**Aim of the task:**
Find the lines below that contain the string "label". Copy each one.

**Records to use:**

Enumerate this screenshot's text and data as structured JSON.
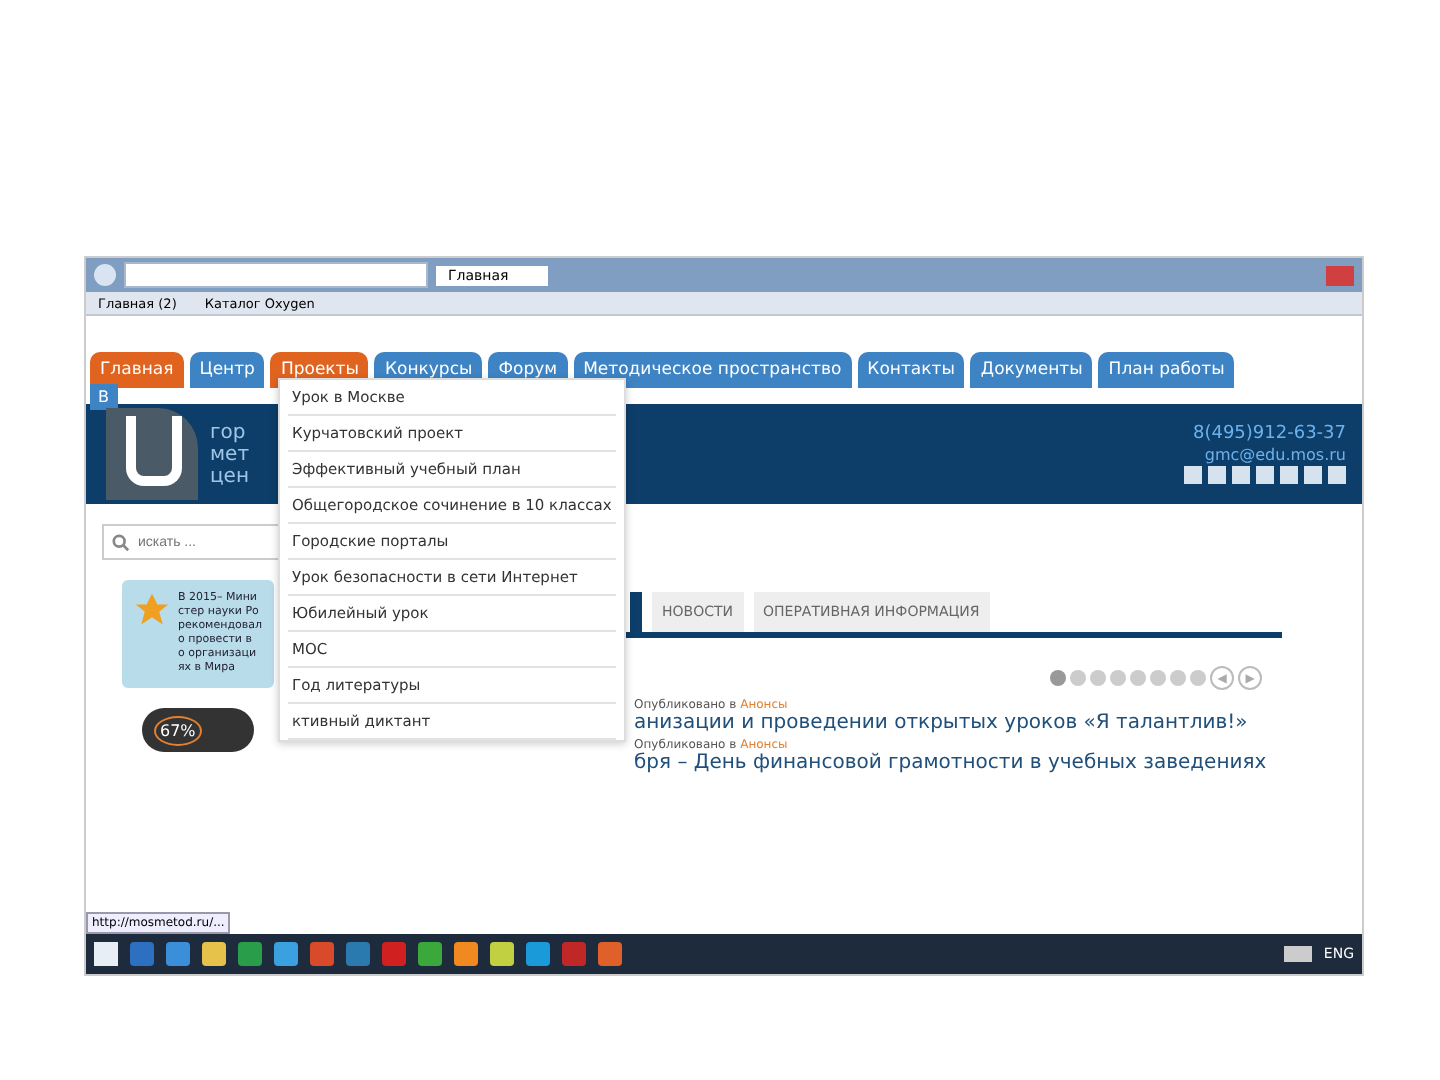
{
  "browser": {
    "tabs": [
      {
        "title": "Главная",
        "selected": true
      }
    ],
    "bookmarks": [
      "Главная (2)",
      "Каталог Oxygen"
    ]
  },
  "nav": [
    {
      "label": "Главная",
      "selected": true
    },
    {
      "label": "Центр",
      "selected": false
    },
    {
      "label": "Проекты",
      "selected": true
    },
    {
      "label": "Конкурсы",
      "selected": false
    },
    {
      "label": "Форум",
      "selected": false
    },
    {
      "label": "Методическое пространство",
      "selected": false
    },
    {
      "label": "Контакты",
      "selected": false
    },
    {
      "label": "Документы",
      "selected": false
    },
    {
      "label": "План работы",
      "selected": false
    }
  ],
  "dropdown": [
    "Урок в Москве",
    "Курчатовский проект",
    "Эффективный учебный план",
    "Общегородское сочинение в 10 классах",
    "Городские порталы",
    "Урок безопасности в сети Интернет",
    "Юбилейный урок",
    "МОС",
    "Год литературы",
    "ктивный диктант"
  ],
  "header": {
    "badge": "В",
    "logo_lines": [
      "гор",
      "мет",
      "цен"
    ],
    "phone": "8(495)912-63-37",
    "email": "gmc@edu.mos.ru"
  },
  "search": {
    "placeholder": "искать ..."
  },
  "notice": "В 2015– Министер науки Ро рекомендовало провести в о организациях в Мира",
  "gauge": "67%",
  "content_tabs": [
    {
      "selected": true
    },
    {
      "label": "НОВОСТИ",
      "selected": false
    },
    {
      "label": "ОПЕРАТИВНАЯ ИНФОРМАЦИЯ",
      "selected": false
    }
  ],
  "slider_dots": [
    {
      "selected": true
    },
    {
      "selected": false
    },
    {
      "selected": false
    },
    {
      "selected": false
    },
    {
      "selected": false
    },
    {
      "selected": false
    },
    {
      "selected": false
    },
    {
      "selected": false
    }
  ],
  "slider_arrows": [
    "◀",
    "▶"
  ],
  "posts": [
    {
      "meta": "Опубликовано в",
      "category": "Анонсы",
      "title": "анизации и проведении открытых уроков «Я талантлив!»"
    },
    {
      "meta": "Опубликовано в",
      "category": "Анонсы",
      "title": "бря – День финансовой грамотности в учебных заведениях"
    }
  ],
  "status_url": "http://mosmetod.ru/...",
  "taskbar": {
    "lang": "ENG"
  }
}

**Answer for this exercise:**
      "label": "Главная",
      "label": "Центр",
      "label": "Проекты",
      "label": "Конкурсы",
      "label": "Форум",
      "label": "Методическое пространство",
      "label": "Контакты",
      "label": "Документы",
      "label": "План работы",
      "label": "НОВОСТИ",
      "label": "ОПЕРАТИВНАЯ ИНФОРМАЦИЯ",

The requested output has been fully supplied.